Segment Start: Listed entries
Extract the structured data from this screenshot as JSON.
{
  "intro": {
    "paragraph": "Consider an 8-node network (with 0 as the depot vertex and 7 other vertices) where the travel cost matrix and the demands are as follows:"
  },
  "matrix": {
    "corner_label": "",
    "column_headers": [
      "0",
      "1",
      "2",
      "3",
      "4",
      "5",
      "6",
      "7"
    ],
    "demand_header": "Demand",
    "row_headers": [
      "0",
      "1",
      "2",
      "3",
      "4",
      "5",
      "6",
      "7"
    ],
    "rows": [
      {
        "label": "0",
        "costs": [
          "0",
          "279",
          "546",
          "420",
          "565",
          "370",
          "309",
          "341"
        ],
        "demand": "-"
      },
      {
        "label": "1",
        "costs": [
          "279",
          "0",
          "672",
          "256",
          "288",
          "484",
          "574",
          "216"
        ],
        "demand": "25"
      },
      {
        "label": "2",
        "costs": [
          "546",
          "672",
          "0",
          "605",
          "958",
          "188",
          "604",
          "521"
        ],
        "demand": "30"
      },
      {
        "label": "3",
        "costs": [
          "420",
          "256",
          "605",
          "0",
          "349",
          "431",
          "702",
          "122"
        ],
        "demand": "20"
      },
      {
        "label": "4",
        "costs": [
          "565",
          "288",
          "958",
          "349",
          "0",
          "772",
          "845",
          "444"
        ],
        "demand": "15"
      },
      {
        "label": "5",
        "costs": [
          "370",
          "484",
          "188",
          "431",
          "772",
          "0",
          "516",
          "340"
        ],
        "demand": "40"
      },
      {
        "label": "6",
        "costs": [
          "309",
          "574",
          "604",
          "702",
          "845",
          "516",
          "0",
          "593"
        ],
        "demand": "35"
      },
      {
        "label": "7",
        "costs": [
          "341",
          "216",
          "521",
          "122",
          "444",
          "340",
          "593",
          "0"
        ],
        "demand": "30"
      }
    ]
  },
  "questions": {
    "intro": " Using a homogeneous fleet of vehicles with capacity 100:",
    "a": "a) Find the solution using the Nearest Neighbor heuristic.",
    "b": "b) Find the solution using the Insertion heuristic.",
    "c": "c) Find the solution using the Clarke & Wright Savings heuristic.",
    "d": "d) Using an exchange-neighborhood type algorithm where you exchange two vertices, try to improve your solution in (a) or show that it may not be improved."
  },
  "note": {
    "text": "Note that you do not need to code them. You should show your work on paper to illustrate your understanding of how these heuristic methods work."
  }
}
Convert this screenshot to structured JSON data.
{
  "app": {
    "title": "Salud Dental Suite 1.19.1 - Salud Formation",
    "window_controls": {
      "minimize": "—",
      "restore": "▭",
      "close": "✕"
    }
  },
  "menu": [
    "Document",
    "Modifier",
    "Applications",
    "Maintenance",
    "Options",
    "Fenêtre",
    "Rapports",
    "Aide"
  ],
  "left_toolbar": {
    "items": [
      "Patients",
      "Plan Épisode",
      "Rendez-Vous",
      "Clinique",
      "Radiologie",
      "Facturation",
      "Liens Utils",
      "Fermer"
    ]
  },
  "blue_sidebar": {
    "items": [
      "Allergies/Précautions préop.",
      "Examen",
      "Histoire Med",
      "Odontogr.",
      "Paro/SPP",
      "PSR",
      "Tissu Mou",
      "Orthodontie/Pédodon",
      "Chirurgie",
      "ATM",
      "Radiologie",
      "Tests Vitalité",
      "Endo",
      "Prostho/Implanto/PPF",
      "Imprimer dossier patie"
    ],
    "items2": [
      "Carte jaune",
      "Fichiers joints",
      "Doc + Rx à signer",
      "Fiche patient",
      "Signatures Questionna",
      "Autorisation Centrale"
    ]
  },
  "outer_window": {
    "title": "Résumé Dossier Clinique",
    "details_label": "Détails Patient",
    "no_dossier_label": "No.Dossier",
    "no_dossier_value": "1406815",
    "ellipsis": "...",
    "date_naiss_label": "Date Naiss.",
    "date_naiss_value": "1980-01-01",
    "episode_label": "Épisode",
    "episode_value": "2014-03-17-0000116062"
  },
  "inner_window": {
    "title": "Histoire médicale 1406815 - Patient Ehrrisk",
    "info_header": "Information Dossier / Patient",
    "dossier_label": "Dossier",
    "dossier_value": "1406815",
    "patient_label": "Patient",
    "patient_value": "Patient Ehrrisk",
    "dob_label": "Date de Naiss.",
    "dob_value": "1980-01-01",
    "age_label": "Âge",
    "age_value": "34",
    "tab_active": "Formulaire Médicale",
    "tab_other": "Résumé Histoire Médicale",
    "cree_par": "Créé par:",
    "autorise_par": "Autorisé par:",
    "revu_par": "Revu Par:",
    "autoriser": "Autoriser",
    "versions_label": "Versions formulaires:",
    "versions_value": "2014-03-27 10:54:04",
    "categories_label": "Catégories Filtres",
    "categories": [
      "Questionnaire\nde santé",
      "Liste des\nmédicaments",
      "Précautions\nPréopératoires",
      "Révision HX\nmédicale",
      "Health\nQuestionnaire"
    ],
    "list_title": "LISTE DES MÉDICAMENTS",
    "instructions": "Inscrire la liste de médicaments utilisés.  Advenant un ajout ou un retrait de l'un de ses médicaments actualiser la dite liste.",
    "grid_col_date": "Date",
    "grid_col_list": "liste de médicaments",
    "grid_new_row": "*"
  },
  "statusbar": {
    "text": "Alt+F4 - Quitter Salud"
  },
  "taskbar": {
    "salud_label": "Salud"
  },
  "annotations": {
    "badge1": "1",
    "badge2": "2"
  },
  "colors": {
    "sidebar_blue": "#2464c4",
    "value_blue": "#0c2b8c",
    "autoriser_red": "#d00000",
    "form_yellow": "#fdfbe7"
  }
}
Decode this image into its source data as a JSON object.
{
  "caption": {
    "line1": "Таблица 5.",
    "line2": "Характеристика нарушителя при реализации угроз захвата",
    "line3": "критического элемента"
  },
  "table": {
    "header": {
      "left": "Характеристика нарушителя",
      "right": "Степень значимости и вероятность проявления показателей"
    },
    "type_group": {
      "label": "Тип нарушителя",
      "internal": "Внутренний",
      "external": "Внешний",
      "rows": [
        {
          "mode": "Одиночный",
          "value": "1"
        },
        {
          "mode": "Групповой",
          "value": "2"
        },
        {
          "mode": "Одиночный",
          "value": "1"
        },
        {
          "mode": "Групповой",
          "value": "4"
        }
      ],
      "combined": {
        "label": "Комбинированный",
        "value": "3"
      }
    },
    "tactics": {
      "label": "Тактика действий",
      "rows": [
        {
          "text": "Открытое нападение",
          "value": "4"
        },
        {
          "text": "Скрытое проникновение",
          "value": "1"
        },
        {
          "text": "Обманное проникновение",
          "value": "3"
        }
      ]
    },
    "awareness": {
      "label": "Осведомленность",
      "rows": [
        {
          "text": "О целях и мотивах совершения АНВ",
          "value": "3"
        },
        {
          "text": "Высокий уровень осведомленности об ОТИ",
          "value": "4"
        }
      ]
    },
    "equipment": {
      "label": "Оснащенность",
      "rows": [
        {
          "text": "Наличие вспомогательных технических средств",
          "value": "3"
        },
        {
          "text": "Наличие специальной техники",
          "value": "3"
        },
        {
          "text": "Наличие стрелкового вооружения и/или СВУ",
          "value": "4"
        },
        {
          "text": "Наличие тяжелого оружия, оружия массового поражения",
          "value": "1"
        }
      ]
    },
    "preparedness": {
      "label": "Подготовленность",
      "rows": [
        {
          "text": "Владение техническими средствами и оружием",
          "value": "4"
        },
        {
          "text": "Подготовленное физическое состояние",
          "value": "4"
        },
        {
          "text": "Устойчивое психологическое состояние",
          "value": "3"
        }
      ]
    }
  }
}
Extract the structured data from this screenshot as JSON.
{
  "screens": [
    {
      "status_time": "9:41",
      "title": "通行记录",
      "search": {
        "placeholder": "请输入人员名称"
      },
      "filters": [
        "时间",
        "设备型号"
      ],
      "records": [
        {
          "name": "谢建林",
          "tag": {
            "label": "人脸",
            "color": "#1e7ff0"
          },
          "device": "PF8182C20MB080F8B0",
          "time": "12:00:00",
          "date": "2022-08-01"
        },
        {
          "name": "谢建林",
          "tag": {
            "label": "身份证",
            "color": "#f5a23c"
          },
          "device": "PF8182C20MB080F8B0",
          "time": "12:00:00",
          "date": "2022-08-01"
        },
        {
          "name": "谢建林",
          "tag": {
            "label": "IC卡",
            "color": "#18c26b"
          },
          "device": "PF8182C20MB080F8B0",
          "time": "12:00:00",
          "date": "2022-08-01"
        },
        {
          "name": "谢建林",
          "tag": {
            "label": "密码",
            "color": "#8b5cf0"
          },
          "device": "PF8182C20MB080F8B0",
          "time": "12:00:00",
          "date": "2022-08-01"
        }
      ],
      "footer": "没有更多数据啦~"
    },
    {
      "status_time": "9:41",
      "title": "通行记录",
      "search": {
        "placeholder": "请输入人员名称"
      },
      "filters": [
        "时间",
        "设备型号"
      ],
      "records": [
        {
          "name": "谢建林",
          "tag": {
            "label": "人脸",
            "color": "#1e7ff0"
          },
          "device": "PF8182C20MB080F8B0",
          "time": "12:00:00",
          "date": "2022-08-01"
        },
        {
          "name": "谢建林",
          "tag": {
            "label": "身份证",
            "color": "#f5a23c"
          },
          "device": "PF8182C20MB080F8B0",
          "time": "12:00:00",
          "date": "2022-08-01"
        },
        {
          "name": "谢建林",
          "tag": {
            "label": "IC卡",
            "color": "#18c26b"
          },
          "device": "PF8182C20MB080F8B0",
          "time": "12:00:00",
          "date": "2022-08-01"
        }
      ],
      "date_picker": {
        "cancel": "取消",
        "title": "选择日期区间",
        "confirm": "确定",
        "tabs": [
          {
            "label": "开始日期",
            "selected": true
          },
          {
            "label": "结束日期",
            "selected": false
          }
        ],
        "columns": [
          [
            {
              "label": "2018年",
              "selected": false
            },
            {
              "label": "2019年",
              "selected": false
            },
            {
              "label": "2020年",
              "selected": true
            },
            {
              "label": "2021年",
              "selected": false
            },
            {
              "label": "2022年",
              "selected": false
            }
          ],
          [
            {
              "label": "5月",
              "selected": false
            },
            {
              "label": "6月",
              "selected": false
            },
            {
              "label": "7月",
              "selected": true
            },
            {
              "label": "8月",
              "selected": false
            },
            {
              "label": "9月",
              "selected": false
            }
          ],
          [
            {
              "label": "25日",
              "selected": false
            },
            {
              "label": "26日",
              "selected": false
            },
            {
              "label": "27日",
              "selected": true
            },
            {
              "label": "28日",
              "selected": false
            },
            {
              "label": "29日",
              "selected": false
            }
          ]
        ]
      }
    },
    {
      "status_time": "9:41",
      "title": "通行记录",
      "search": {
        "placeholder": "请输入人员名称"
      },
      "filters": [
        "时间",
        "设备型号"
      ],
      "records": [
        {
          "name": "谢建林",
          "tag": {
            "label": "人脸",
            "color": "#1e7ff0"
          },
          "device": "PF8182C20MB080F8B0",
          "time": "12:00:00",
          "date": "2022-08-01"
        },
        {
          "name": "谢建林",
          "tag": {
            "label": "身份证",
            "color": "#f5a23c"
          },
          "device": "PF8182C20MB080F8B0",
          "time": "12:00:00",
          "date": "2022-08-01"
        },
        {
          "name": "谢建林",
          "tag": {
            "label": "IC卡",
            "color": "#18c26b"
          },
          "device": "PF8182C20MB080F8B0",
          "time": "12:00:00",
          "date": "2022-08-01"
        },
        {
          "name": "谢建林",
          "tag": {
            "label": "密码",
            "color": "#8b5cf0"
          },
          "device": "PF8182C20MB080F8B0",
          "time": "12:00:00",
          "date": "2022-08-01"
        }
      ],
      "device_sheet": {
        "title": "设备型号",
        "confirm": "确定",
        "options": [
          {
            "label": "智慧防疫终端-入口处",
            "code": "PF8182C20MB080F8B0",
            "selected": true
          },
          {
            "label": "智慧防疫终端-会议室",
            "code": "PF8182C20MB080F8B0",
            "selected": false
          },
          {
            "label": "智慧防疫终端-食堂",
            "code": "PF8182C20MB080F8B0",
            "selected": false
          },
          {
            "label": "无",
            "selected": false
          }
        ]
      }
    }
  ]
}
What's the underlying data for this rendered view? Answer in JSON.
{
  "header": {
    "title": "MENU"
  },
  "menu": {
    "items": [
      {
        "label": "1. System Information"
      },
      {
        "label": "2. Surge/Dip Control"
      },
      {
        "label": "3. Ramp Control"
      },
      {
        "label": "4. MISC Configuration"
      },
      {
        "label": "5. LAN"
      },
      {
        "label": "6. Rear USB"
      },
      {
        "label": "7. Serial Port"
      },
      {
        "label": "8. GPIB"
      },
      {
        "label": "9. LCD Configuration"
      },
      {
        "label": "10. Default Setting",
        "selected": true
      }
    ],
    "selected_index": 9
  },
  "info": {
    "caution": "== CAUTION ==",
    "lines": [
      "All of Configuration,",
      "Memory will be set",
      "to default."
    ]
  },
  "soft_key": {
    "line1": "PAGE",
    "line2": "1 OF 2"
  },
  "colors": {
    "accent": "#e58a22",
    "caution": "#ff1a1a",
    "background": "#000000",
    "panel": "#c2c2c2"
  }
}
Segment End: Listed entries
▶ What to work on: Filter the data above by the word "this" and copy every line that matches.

▶ Written answer:
Extract the structured data from this screenshot as JSON.
Convert this screenshot to structured JSON data.
Decode this image into its source data as a JSON object.
Extract the structured data from this screenshot as JSON.
What's the underlying data for this rendered view? Answer in JSON.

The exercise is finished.